As you well know, we as a class early this term studied that exact subject. We defined it into words such as POWER, FREEDOM, LIBERTY, SUCCESS, WEALTH and to be NUMBER ONE.

The denotative meaning of the American dream is given in the Random House Dictionary: 1. The ideals of freedom, equality, and opportunity traditionally held to be available to every American. 2. A life of personal happiness and material comfort as traditionally sought by individuals in the U.S.

The term was first used by James Adams in his book the Epic of America that was written in 1931. He states:

"The American Dream is "that dream of a land in which life should be better and richer and fuller for everyone, with opportunity for each according to ability or achievement.
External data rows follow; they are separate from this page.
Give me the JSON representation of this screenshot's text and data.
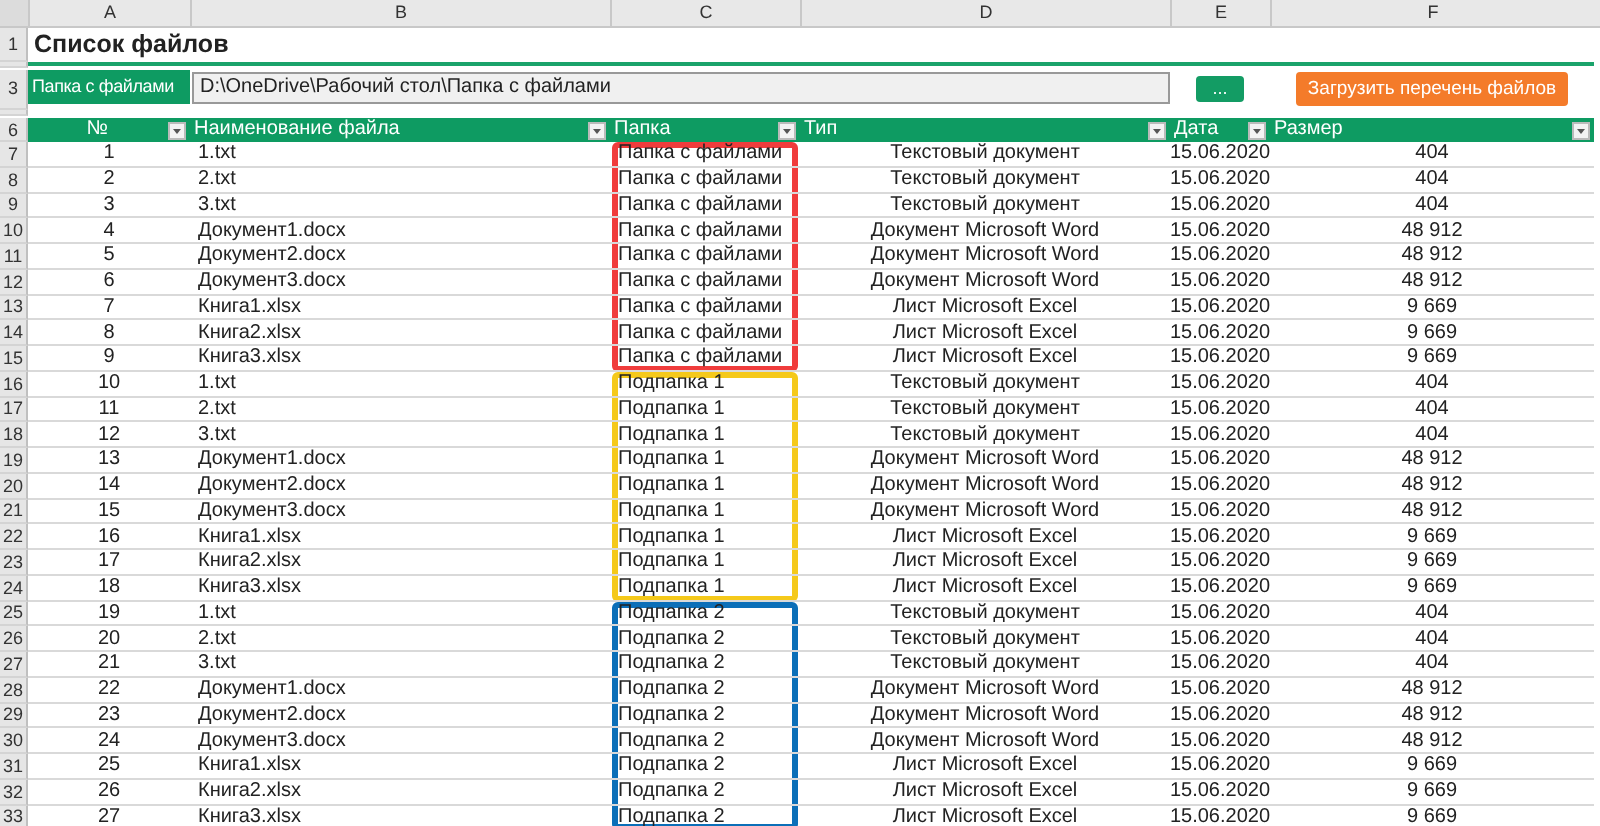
{
  "column_letters": [
    "A",
    "B",
    "C",
    "D",
    "E",
    "F"
  ],
  "title_row": {
    "row_number": "1",
    "title": "Список файлов"
  },
  "path_row": {
    "row_number": "3",
    "label": "Папка с файлами",
    "value": "D:\\OneDrive\\Рабочий стол\\Папка с файлами",
    "browse_button": "...",
    "load_button": "Загрузить перечень файлов"
  },
  "header_row": {
    "row_number": "6",
    "columns": [
      "№",
      "Наименование файла",
      "Папка",
      "Тип",
      "Дата",
      "Размер"
    ]
  },
  "groups": [
    {
      "color": "#f03c3c",
      "rows": [
        {
          "row_number": "7",
          "num": "1",
          "name": "1.txt",
          "folder": "Папка с файлами",
          "type": "Текстовый документ",
          "date": "15.06.2020",
          "size": "404"
        },
        {
          "row_number": "8",
          "num": "2",
          "name": "2.txt",
          "folder": "Папка с файлами",
          "type": "Текстовый документ",
          "date": "15.06.2020",
          "size": "404"
        },
        {
          "row_number": "9",
          "num": "3",
          "name": "3.txt",
          "folder": "Папка с файлами",
          "type": "Текстовый документ",
          "date": "15.06.2020",
          "size": "404"
        },
        {
          "row_number": "10",
          "num": "4",
          "name": "Документ1.docx",
          "folder": "Папка с файлами",
          "type": "Документ Microsoft Word",
          "date": "15.06.2020",
          "size": "48 912"
        },
        {
          "row_number": "11",
          "num": "5",
          "name": "Документ2.docx",
          "folder": "Папка с файлами",
          "type": "Документ Microsoft Word",
          "date": "15.06.2020",
          "size": "48 912"
        },
        {
          "row_number": "12",
          "num": "6",
          "name": "Документ3.docx",
          "folder": "Папка с файлами",
          "type": "Документ Microsoft Word",
          "date": "15.06.2020",
          "size": "48 912"
        },
        {
          "row_number": "13",
          "num": "7",
          "name": "Книга1.xlsx",
          "folder": "Папка с файлами",
          "type": "Лист Microsoft Excel",
          "date": "15.06.2020",
          "size": "9 669"
        },
        {
          "row_number": "14",
          "num": "8",
          "name": "Книга2.xlsx",
          "folder": "Папка с файлами",
          "type": "Лист Microsoft Excel",
          "date": "15.06.2020",
          "size": "9 669"
        },
        {
          "row_number": "15",
          "num": "9",
          "name": "Книга3.xlsx",
          "folder": "Папка с файлами",
          "type": "Лист Microsoft Excel",
          "date": "15.06.2020",
          "size": "9 669"
        }
      ]
    },
    {
      "color": "#f5c91a",
      "rows": [
        {
          "row_number": "16",
          "num": "10",
          "name": "1.txt",
          "folder": "Подпапка 1",
          "type": "Текстовый документ",
          "date": "15.06.2020",
          "size": "404"
        },
        {
          "row_number": "17",
          "num": "11",
          "name": "2.txt",
          "folder": "Подпапка 1",
          "type": "Текстовый документ",
          "date": "15.06.2020",
          "size": "404"
        },
        {
          "row_number": "18",
          "num": "12",
          "name": "3.txt",
          "folder": "Подпапка 1",
          "type": "Текстовый документ",
          "date": "15.06.2020",
          "size": "404"
        },
        {
          "row_number": "19",
          "num": "13",
          "name": "Документ1.docx",
          "folder": "Подпапка 1",
          "type": "Документ Microsoft Word",
          "date": "15.06.2020",
          "size": "48 912"
        },
        {
          "row_number": "20",
          "num": "14",
          "name": "Документ2.docx",
          "folder": "Подпапка 1",
          "type": "Документ Microsoft Word",
          "date": "15.06.2020",
          "size": "48 912"
        },
        {
          "row_number": "21",
          "num": "15",
          "name": "Документ3.docx",
          "folder": "Подпапка 1",
          "type": "Документ Microsoft Word",
          "date": "15.06.2020",
          "size": "48 912"
        },
        {
          "row_number": "22",
          "num": "16",
          "name": "Книга1.xlsx",
          "folder": "Подпапка 1",
          "type": "Лист Microsoft Excel",
          "date": "15.06.2020",
          "size": "9 669"
        },
        {
          "row_number": "23",
          "num": "17",
          "name": "Книга2.xlsx",
          "folder": "Подпапка 1",
          "type": "Лист Microsoft Excel",
          "date": "15.06.2020",
          "size": "9 669"
        },
        {
          "row_number": "24",
          "num": "18",
          "name": "Книга3.xlsx",
          "folder": "Подпапка 1",
          "type": "Лист Microsoft Excel",
          "date": "15.06.2020",
          "size": "9 669"
        }
      ]
    },
    {
      "color": "#0b6fb8",
      "rows": [
        {
          "row_number": "25",
          "num": "19",
          "name": "1.txt",
          "folder": "Подпапка 2",
          "type": "Текстовый документ",
          "date": "15.06.2020",
          "size": "404"
        },
        {
          "row_number": "26",
          "num": "20",
          "name": "2.txt",
          "folder": "Подпапка 2",
          "type": "Текстовый документ",
          "date": "15.06.2020",
          "size": "404"
        },
        {
          "row_number": "27",
          "num": "21",
          "name": "3.txt",
          "folder": "Подпапка 2",
          "type": "Текстовый документ",
          "date": "15.06.2020",
          "size": "404"
        },
        {
          "row_number": "28",
          "num": "22",
          "name": "Документ1.docx",
          "folder": "Подпапка 2",
          "type": "Документ Microsoft Word",
          "date": "15.06.2020",
          "size": "48 912"
        },
        {
          "row_number": "29",
          "num": "23",
          "name": "Документ2.docx",
          "folder": "Подпапка 2",
          "type": "Документ Microsoft Word",
          "date": "15.06.2020",
          "size": "48 912"
        },
        {
          "row_number": "30",
          "num": "24",
          "name": "Документ3.docx",
          "folder": "Подпапка 2",
          "type": "Документ Microsoft Word",
          "date": "15.06.2020",
          "size": "48 912"
        },
        {
          "row_number": "31",
          "num": "25",
          "name": "Книга1.xlsx",
          "folder": "Подпапка 2",
          "type": "Лист Microsoft Excel",
          "date": "15.06.2020",
          "size": "9 669"
        },
        {
          "row_number": "32",
          "num": "26",
          "name": "Книга2.xlsx",
          "folder": "Подпапка 2",
          "type": "Лист Microsoft Excel",
          "date": "15.06.2020",
          "size": "9 669"
        },
        {
          "row_number": "33",
          "num": "27",
          "name": "Книга3.xlsx",
          "folder": "Подпапка 2",
          "type": "Лист Microsoft Excel",
          "date": "15.06.2020",
          "size": "9 669"
        }
      ]
    }
  ]
}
It is not a merely a dream of motor cars and high wages, but a dream of social order in which each man and each woman shall be able to attain to the fullest stature of which they are innately capable, and be recognized by others for what they are, regardless of the fortuitous circumstances of birth or position."

And another quote, this time from Werner XI. "The belief that America should offer equal opportunity to all men is a fundamental part of the American dream."

Now you know what the American dream is, lets look at a poets reflection of the dream. James Langston Hughes, a black American, was born in 1902, in Joplin, Missouri. Raised by his grandmother until he was thirteen, Hughes showed early signs of his desire to explore the world outside of the one in which he had been born. Following his high school graduation, he spent a year in Mexico traveling and experiencing life and returning...